Review: Metal Gear Solid 3: Snake Eater

Metal Gear Solid 3: Snake Eater

Platform: PS2
Developer: Kojima Productions
Publisher: Konami
Players: 1 Player (+Online multiplayer)

Video game auteur Hideo Kojima’s beloved Metal Gear Solid franchise has been one of the most recognized of the Playstation and PS2 eras, and 2004’s Metal Gear Solid 3: Snake Eater is considered by many to be one of the PS2 generation’s very best games.

For those new to the game, MGS3 takes Snake back to the 1960’s at the height of the Cold War, with tension between Russia and the US near the boiling point due to everyone’s favorite nuclear standoff, the Cuban Missile Crisis. How Snake got from the 21st century back into the 1960’s is a spoiler that will not be revealed here! Charged with rescuing a Russian scientist, who due to a crisis of conscience has defected to the US, Snake travels to Russia under cover of jungle and wildlife.

The amount of detail involving Snake’s weaponry and equipment, as well as the addition of the stamina bar and camouflage index add an extraordinary element of strategy and realism to the MGS world, all fitting relatively well with the 1960’s setting of the game. OK, forget that flying jetski, the invisible stealth camouflage and the lightning coming out of Colonel Volgin’s arms. Hey, it’s a video game.

A new addition to the main game is a fully controllable camera, assigned to the right analog stick and allowing the player to view the environment in all its 3D glory. When scoping out the area for soldiers, or a tasty python to eat, the camera really comes in handy.
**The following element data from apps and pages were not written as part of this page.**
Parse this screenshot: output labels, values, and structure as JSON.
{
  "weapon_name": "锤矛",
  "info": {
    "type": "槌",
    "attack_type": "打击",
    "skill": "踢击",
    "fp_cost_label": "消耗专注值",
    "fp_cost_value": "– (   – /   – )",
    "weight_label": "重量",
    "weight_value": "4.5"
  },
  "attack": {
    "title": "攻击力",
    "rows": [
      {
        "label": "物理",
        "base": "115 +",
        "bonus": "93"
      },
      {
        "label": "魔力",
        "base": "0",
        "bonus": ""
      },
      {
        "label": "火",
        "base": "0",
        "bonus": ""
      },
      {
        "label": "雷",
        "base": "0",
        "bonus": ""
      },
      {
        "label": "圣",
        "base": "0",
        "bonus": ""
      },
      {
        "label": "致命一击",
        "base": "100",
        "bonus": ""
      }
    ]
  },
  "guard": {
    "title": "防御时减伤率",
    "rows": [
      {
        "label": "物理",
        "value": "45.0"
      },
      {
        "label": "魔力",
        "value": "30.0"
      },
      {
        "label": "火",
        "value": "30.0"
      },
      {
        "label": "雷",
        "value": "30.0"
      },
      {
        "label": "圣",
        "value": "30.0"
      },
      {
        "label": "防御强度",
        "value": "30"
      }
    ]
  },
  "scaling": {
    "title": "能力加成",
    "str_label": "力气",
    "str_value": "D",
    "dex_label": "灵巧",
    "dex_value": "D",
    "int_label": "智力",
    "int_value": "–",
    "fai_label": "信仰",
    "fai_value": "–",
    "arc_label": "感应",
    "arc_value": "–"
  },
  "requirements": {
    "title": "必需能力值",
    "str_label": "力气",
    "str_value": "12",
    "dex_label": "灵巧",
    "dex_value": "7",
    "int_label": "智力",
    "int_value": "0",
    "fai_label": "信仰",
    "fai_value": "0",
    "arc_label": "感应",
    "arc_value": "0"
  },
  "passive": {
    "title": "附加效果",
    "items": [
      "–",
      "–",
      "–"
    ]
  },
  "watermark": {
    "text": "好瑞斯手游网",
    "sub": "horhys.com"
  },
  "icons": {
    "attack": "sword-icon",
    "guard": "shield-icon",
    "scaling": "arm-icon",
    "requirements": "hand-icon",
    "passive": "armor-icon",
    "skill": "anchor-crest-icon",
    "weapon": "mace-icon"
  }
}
However, the camera won’t make those ruthless hawkeye soldiers any more forgiving.

Disc 2 is where the real value of this release comes through. Kojima’s original 8-Bit games, Metal Gear 1 and 2 for the Japan-only MSX system, are included on this disc and translated into English for the first time. A hilarious secret theater mode is chock full of bloopers and satire, taking the piss out of some of the game’s most dramatic scenes. Don’t watch until you’ve beaten the game once, but be ready for some sidesplitting stuff. True to the humor put into all of the MGS games, Kojima knows how to laugh at his own work. An expanded Ape Escape influenced monkey catching mini-game and an unlockable Boss-rush mode are also included.

The biggest new feature is the online mode. Similar to many FPS’s and console war games, the online game allows for such matchups as team play, some clever capture-the-flag style competitions, and of course free-for-all mode. New online-only environments, and the ability to play as the different enemy soldiers from the main game with some special unlockables, make for a meaty, feature-filled online experience.

If you already have MGS3: Snake Eater, and happen to live in the stone age and don’t have broadband online access, then it may be hard to warrant a purchase of Subsistence. Without the online mode, the other extras, while very entertaining, do not quite make a compelling package. For everyone else, who doesn’t want to run around as a member of Ocelot unit, taking a flame-thrower to your friend sitting at home hundreds of miles away? And, if you somehow never picked up Snake Eater, then MGS3: Subsistence is an absolutely required purchase.